Congress leader Rahul Gandhi called for a nationwide lockdown as the country’s tally of coronavirus infections surged past 20 million on Tuesday, becoming the second nation after the United States to pass the grim milestone.
A patient suffering from the coronavirus disease (COVID-19) receives treatment inside the casualty ward at a hospital in New Delhi, India, May 1, 2021. Photo: Reuters/Danish Siddiqui
Bengaluru: Congress leader Rahul Gandhi called for a nationwide lockdown as the country’s tally of coronavirus infections surged past 20 million on Tuesday, becoming the second nation after the United States to pass the grim milestone.
India’s deadly second wave of infections, the world’s biggest surge in coronavirus infections, has seen it take just over four months to add 10 million cases, versus more than 10 months for its first 10 million.
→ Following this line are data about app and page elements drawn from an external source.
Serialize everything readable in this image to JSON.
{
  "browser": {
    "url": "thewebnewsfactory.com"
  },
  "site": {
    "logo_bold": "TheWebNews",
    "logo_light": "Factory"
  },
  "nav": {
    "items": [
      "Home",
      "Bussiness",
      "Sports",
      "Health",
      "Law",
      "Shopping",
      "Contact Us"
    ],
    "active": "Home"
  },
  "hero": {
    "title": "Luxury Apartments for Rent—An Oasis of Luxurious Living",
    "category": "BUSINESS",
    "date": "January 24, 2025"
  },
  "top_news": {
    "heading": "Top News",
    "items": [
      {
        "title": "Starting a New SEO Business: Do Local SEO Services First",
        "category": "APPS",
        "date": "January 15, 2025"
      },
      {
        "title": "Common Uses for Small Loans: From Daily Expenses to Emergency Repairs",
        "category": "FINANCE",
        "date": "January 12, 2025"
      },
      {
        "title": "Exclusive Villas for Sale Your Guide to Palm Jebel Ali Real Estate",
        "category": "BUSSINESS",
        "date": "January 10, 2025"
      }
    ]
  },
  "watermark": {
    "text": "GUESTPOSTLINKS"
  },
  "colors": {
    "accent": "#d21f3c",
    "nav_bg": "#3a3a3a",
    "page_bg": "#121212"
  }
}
Currently, the country has 3.45 million active cases.
“The only way to stop the spread of Corona now is a full lockdown… GOI’s inaction is killing many innocent people,” Congress MP Gandhi said on Twitter, referring to the Government of India.
Prime Minister Narendra Modi’s government is reluctant to impose a national lockdown due to the economic fall out, yet several states have imposed various social restrictions.
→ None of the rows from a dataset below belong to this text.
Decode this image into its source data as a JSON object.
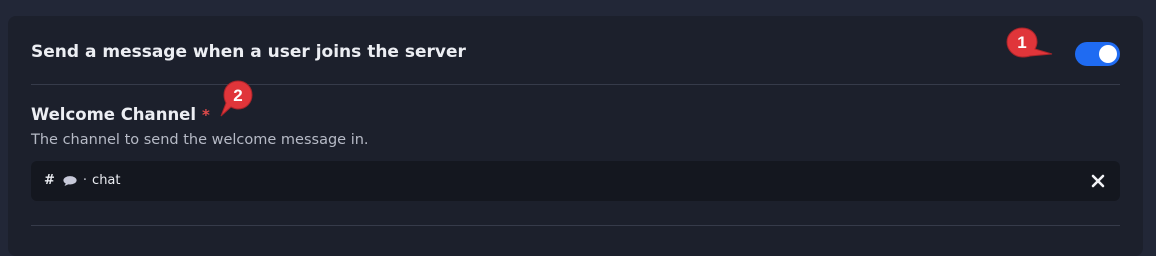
{
  "welcome_section": {
    "toggle_title": "Send a message when a user joins the server",
    "toggle_enabled": true,
    "channel_field": {
      "label": "Welcome Channel",
      "required_mark": "*",
      "description": "The channel to send the welcome message in.",
      "selected": {
        "prefix": "#",
        "icon": "speech-bubble-icon",
        "separator": "·",
        "name": "chat"
      },
      "clear_icon": "close-icon"
    }
  },
  "annotations": [
    {
      "label": "1",
      "color": "#e0353a"
    },
    {
      "label": "2",
      "color": "#e0353a"
    }
  ],
  "colors": {
    "page_bg": "#222737",
    "card_bg": "#1c202c",
    "toggle_on": "#1f6bf2",
    "required": "#e24b4b",
    "input_bg": "#14171f"
  }
}
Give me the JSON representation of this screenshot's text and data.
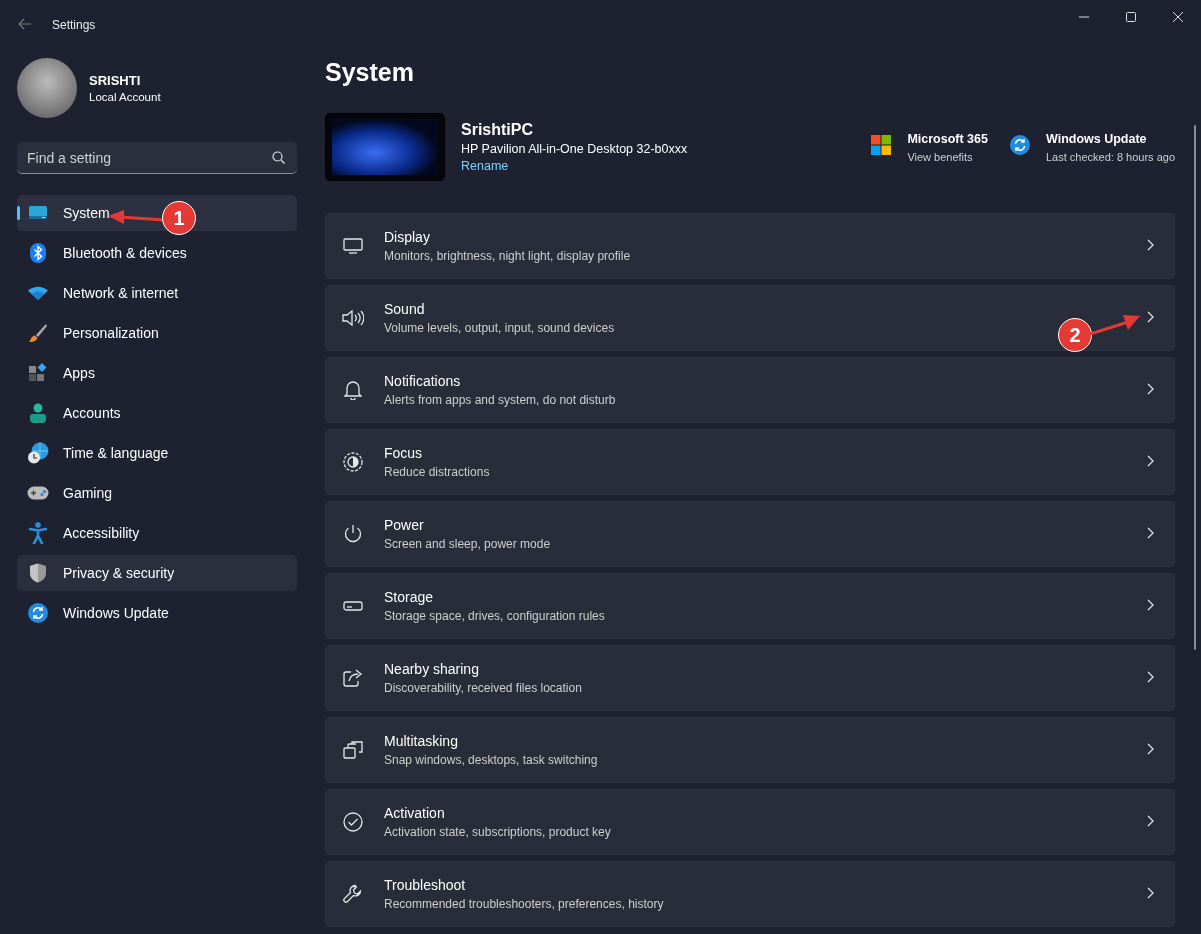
{
  "window": {
    "title": "Settings"
  },
  "profile": {
    "name": "SRISHTI",
    "account_type": "Local Account"
  },
  "search": {
    "placeholder": "Find a setting"
  },
  "sidebar": {
    "items": [
      {
        "label": "System",
        "selected": true,
        "highlighted": false
      },
      {
        "label": "Bluetooth & devices",
        "selected": false,
        "highlighted": false
      },
      {
        "label": "Network & internet",
        "selected": false,
        "highlighted": false
      },
      {
        "label": "Personalization",
        "selected": false,
        "highlighted": false
      },
      {
        "label": "Apps",
        "selected": false,
        "highlighted": false
      },
      {
        "label": "Accounts",
        "selected": false,
        "highlighted": false
      },
      {
        "label": "Time & language",
        "selected": false,
        "highlighted": false
      },
      {
        "label": "Gaming",
        "selected": false,
        "highlighted": false
      },
      {
        "label": "Accessibility",
        "selected": false,
        "highlighted": false
      },
      {
        "label": "Privacy & security",
        "selected": false,
        "highlighted": true
      },
      {
        "label": "Windows Update",
        "selected": false,
        "highlighted": false
      }
    ]
  },
  "page": {
    "title": "System"
  },
  "device": {
    "name": "SrishtiPC",
    "model": "HP Pavilion All-in-One Desktop 32-b0xxx",
    "rename_link": "Rename"
  },
  "quick_links": [
    {
      "title": "Microsoft 365",
      "subtitle": "View benefits"
    },
    {
      "title": "Windows Update",
      "subtitle": "Last checked: 8 hours ago"
    }
  ],
  "settings": [
    {
      "title": "Display",
      "subtitle": "Monitors, brightness, night light, display profile"
    },
    {
      "title": "Sound",
      "subtitle": "Volume levels, output, input, sound devices"
    },
    {
      "title": "Notifications",
      "subtitle": "Alerts from apps and system, do not disturb"
    },
    {
      "title": "Focus",
      "subtitle": "Reduce distractions"
    },
    {
      "title": "Power",
      "subtitle": "Screen and sleep, power mode"
    },
    {
      "title": "Storage",
      "subtitle": "Storage space, drives, configuration rules"
    },
    {
      "title": "Nearby sharing",
      "subtitle": "Discoverability, received files location"
    },
    {
      "title": "Multitasking",
      "subtitle": "Snap windows, desktops, task switching"
    },
    {
      "title": "Activation",
      "subtitle": "Activation state, subscriptions, product key"
    },
    {
      "title": "Troubleshoot",
      "subtitle": "Recommended troubleshooters, preferences, history"
    }
  ],
  "callouts": [
    {
      "label": "1"
    },
    {
      "label": "2"
    }
  ]
}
The surge in cases of a highly infectious variant of COVID-19 has swamped the health system, drained supplies of medical oxygen vital for survival for those infected, and seen patients dying in ambulances and carparks outside hospitals.
India has postponed exams for trainee doctors and nurses in a desperate effort to fight the infections sweeping across the world’s second-most populous country.
Modi has been criticised for not moving sooner to limit the latest wave of infections and for letting millions of largely unmasked people attend religious festivals and crowded political rallies during March and April.
“What the recent weeks reveal is that both Centre and states have been woefully unprepared for the second wave,” an editorial in the Times of India said on Tuesday.
Offering a glimmer of hope, the health ministry said positive cases relative to the number of tests fell on Monday for the first time since at least April 15.